_Exercise details_. Skipping any pictures, give all of the records below again exactly.

_Collection entries_.
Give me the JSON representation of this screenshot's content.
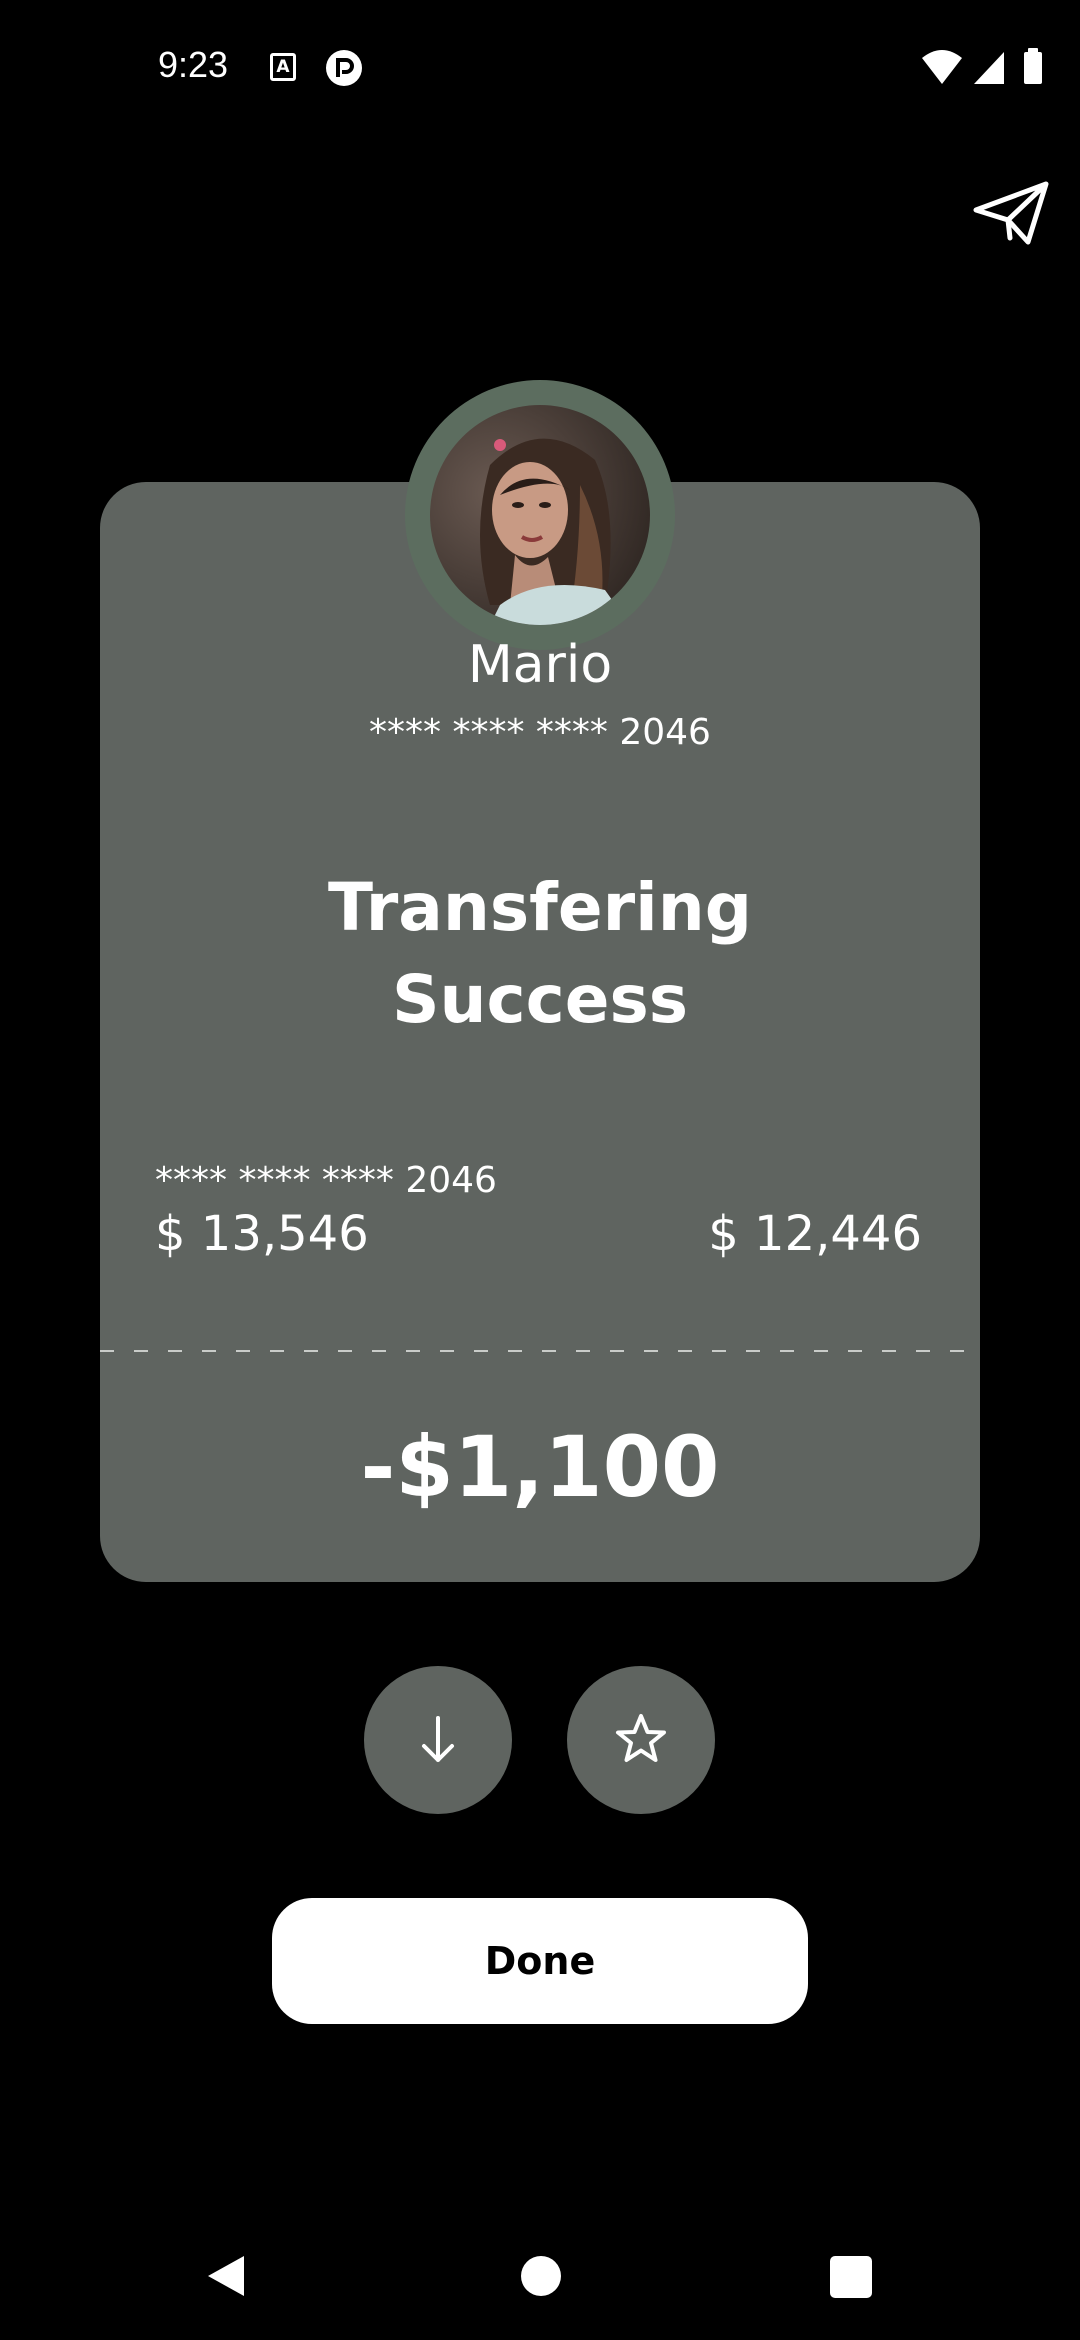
{
  "status_bar": {
    "time": "9:23",
    "icons": [
      "keyboard-a-icon",
      "r-app-icon",
      "wifi-icon",
      "signal-icon",
      "battery-icon"
    ],
    "keyboard_glyph": "A"
  },
  "header": {
    "send_icon": "paper-plane-icon"
  },
  "recipient": {
    "name": "Mario",
    "card_number": "**** **** **** 2046"
  },
  "transfer": {
    "title_line1": "Transfering",
    "title_line2": "Success",
    "sender_card": "**** **** **** 2046",
    "balance_before": "$ 13,546",
    "balance_after": "$ 12,446",
    "amount": "-$1,100"
  },
  "actions": {
    "download_icon": "arrow-down-icon",
    "favorite_icon": "star-icon",
    "done_label": "Done"
  },
  "nav_bar": {
    "icons": [
      "back-icon",
      "home-icon",
      "recents-icon"
    ]
  },
  "colors": {
    "background": "#000000",
    "card": "#5f6460",
    "avatar_ring": "#5c6d5f",
    "button": "#ffffff",
    "text": "#ffffff"
  }
}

_Response to this task_.
Give me the JSON representation of this screenshot's content.
{
  "status_bar": {
    "time": "9:23",
    "icons": [
      "keyboard-a-icon",
      "r-app-icon",
      "wifi-icon",
      "signal-icon",
      "battery-icon"
    ],
    "keyboard_glyph": "A"
  },
  "header": {
    "send_icon": "paper-plane-icon"
  },
  "recipient": {
    "name": "Mario",
    "card_number": "**** **** **** 2046"
  },
  "transfer": {
    "title_line1": "Transfering",
    "title_line2": "Success",
    "sender_card": "**** **** **** 2046",
    "balance_before": "$ 13,546",
    "balance_after": "$ 12,446",
    "amount": "-$1,100"
  },
  "actions": {
    "download_icon": "arrow-down-icon",
    "favorite_icon": "star-icon",
    "done_label": "Done"
  },
  "nav_bar": {
    "icons": [
      "back-icon",
      "home-icon",
      "recents-icon"
    ]
  },
  "colors": {
    "background": "#000000",
    "card": "#5f6460",
    "avatar_ring": "#5c6d5f",
    "button": "#ffffff",
    "text": "#ffffff"
  }
}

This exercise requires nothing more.